Bakaryu rushed past the remaining combatants, ignoring the dwarf that ran into her, only to bounce off again with a grimace. She inhaled deeply, rearing back, then opened her mouth again, a purple and blue cloud of writhing electricity spitting out at the intruder. The tendrils wrapped around him, sparking to life, then fizzling out. He choked for a moment, enough time for her to hurl a nearby table. He stood and shook off the energy in time to watch the table soar overhead and crash through the window behind him.

He ignored both attackers, his focus still intent on Brunhilde, as he took floor-rattling steps toward her.

“You are a disgrace to your kind,” he spat, “First you took the dishonorable path of a role not meant for you. Then you abandoned that path for an even less honorable path.

THUMP. THUMP.

“And now you sit in a tavern that does not even serve ale!”

THUMP. THUMP.

“You have usurped your rightful place.”

THUMP. THUMP.

“You are a crime with your very existence.”

THUMP. THUMP.

As he approached, the remains of his face became clear, and Trailblazer realized who this dwarf was, why he was angry, rambling and intent on destroying her. Eric the Unready.

Maybe it was the pain or the blood loss, but all she could think to say was, “Eric, hey. How are you?”

He blinked at her, “I – what?”

It was enough time for her to take action. She kicked Datatello’s magical rolling board at him, as he took a step, hoping to trip him. His foot landed on the wooden board, and as he brought up his other foot, he lost his forward momentum, though not his balance. Brunhilde watched, as he rolled slowly back away from her, his low center of gravity keeping him upright, but the momentum of the board enough to carry him at least a few feet away.

Sodak, still peeking out from behind the table, stuck out a leg.

Eric toppled onto his back with a roar, and Trailblazer, eyes narrowed, swung out with her short sword at the closest thing still nearby, the dwarf who had nearly cleaved her. He grabbed at his throat and fell away.

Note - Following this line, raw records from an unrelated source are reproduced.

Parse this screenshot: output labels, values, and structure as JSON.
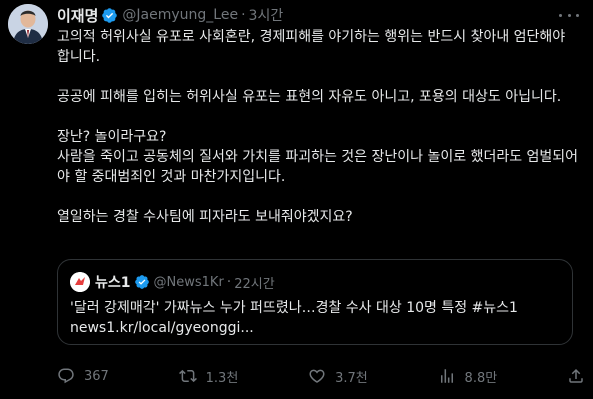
{
  "tweet": {
    "author_name": "이재명",
    "handle": "@Jaemyung_Lee",
    "separator": "·",
    "time": "3시간",
    "paragraphs": [
      "고의적 허위사실 유포로 사회혼란, 경제피해를 야기하는 행위는 반드시 찾아내 엄단해야 합니다.",
      "공공에 피해를 입히는 허위사실 유포는 표현의 자유도 아니고, 포용의 대상도 아닙니다.",
      "장난? 놀이라구요?",
      "사람을 죽이고 공동체의 질서와 가치를 파괴하는 것은 장난이나 놀이로 했더라도 엄벌되어야 할 중대범죄인 것과 마찬가지입니다.",
      "열일하는 경찰 수사팀에 피자라도 보내줘야겠지요?"
    ]
  },
  "quote": {
    "author_name": "뉴스1",
    "handle": "@News1Kr",
    "separator": "·",
    "time": "22시간",
    "avatar_text": "뉴스1",
    "text_line1": "'달러 강제매각' 가짜뉴스 누가 퍼뜨렸나…경찰 수사 대상 10명 특정 #뉴스1",
    "text_line2": "news1.kr/local/gyeonggi..."
  },
  "actions": {
    "replies": "367",
    "retweets": "1.3천",
    "likes": "3.7천",
    "views": "8.8만"
  },
  "icons": {
    "verified": "verified-badge-icon",
    "more": "more-icon",
    "reply": "reply-icon",
    "retweet": "retweet-icon",
    "like": "heart-icon",
    "views": "views-icon",
    "share": "share-icon"
  },
  "colors": {
    "background": "#000000",
    "text": "#e7e9ea",
    "muted": "#71767b",
    "verified": "#1d9bf0",
    "border": "#2f3336"
  }
}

Seeing his opportunity, Flash narrowed his eyes at the monstrosity on the floor. The metal and stone had him still prone, rolling in an effort to stand. Before he could, Flash moved with the speed he had been nicknamed for, trusty daggers in hand.

As the dwarf stood, Flash dropped, sliding past him on the floor to dig one biting dagger into the behemoth’s back.

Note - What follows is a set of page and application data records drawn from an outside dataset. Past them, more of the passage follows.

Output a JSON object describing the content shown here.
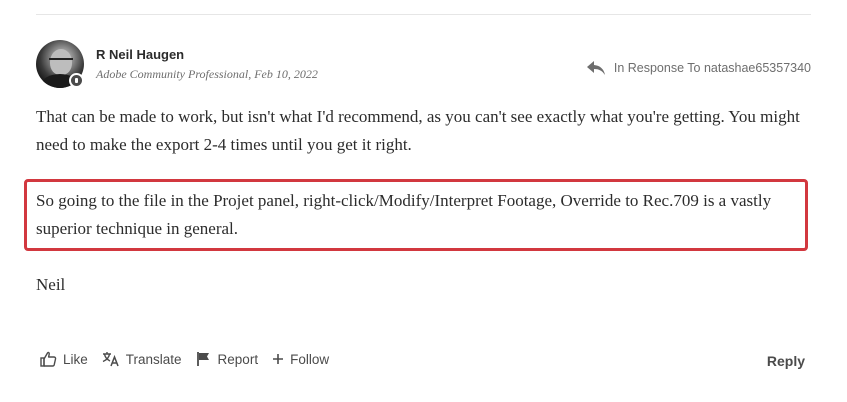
{
  "author": {
    "name": "R Neil Haugen",
    "meta": "Adobe Community Professional, Feb 10, 2022"
  },
  "in_response": {
    "label": "In Response To natashae65357340",
    "icon": "reply-arrow-icon"
  },
  "body": {
    "paragraph1": "That can be made to work, but isn't what I'd recommend, as you can't see exactly what you're getting. You might need to make the export 2-4 times until you get it right.",
    "paragraph2": "So going to the file in the Projet panel, right-click/Modify/Interpret Footage, Override to Rec.709 is a vastly superior technique in general.",
    "signature": "Neil"
  },
  "actions": {
    "like": "Like",
    "translate": "Translate",
    "report": "Report",
    "follow": "Follow",
    "reply": "Reply"
  },
  "colors": {
    "highlight_border": "#d2383f",
    "text": "#2c2c2c",
    "muted": "#6e6e6e"
  }
}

Eric the Unready roared and swung back with his left arm. Flash ducked, leaning back and then lunging with his remaining blade, sliding it under the dwarf’s arm to lodge firmly in his chest. Eric stumbled back, gurgled, and then fell to the floor, unmoving.

The remaining dwarves took their cue, rushing out of the tavern.

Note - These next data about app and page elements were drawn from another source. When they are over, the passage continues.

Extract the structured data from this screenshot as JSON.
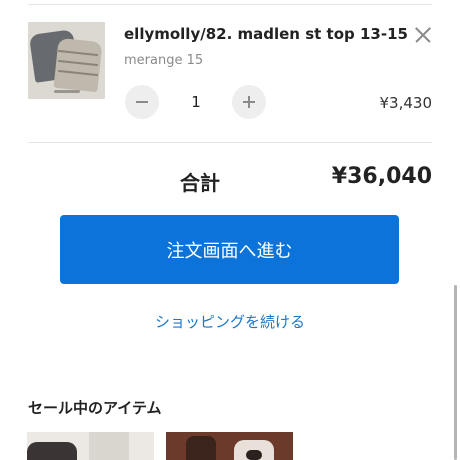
{
  "cart": {
    "items": [
      {
        "title": "ellymolly/82. madlen st top 13-15",
        "variant": "merange 15",
        "quantity": "1",
        "price": "¥3,430",
        "image_icon": "product-thumbnail"
      }
    ],
    "total_label": "合計",
    "total_value": "¥36,040"
  },
  "actions": {
    "checkout_label": "注文画面へ進む",
    "continue_label": "ショッピングを続ける"
  },
  "sale": {
    "heading": "セール中のアイテム"
  },
  "colors": {
    "primary": "#0b73d9",
    "link": "#1a77c9"
  }
}
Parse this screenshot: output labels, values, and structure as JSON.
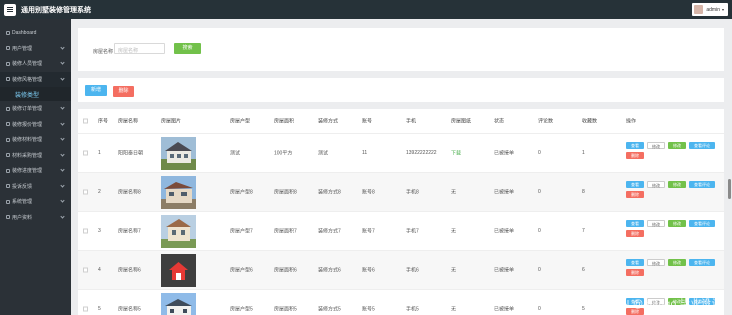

Through the open door, they all saw it. Smoke and flames.

Moscone was burning.

It’s that time again!

Last year I did a thing to help raise money for ExtraLife, and I introduced the world to Brunhilda Battlehammer, AKA Trailblazer, AKA my dwarf ranger character for DnDF16.

tblzr
THIS dwarf ranger

I have news for you all…

SHE IS BACK WITH A VENGEANCE! And by vengeance, I simply mean that I will be reprising this role for DnDF17!

Shame on me, late to the party and such, but if you’re curious/interested/want to watch me and some of my Salesforce friends do this thing…it starts TONIGHT at 9pm EST!

Details here: https://cloudforcecollective.com/dndf17/

And, perhaps most importantly, why are we doing this? Yes, it’s fun. Yes, it’s an excuse to hang out virtually with some of my favorite people. But it’s also a really important thing we’re doing. This is part of the ExtraLife fundraising initiative, a nonprofit that allows gamers (like me) to give back to something that matters.

Here’s why we’re participating: https://cloudforcecollective.com/2017/10/16/ddf17-why/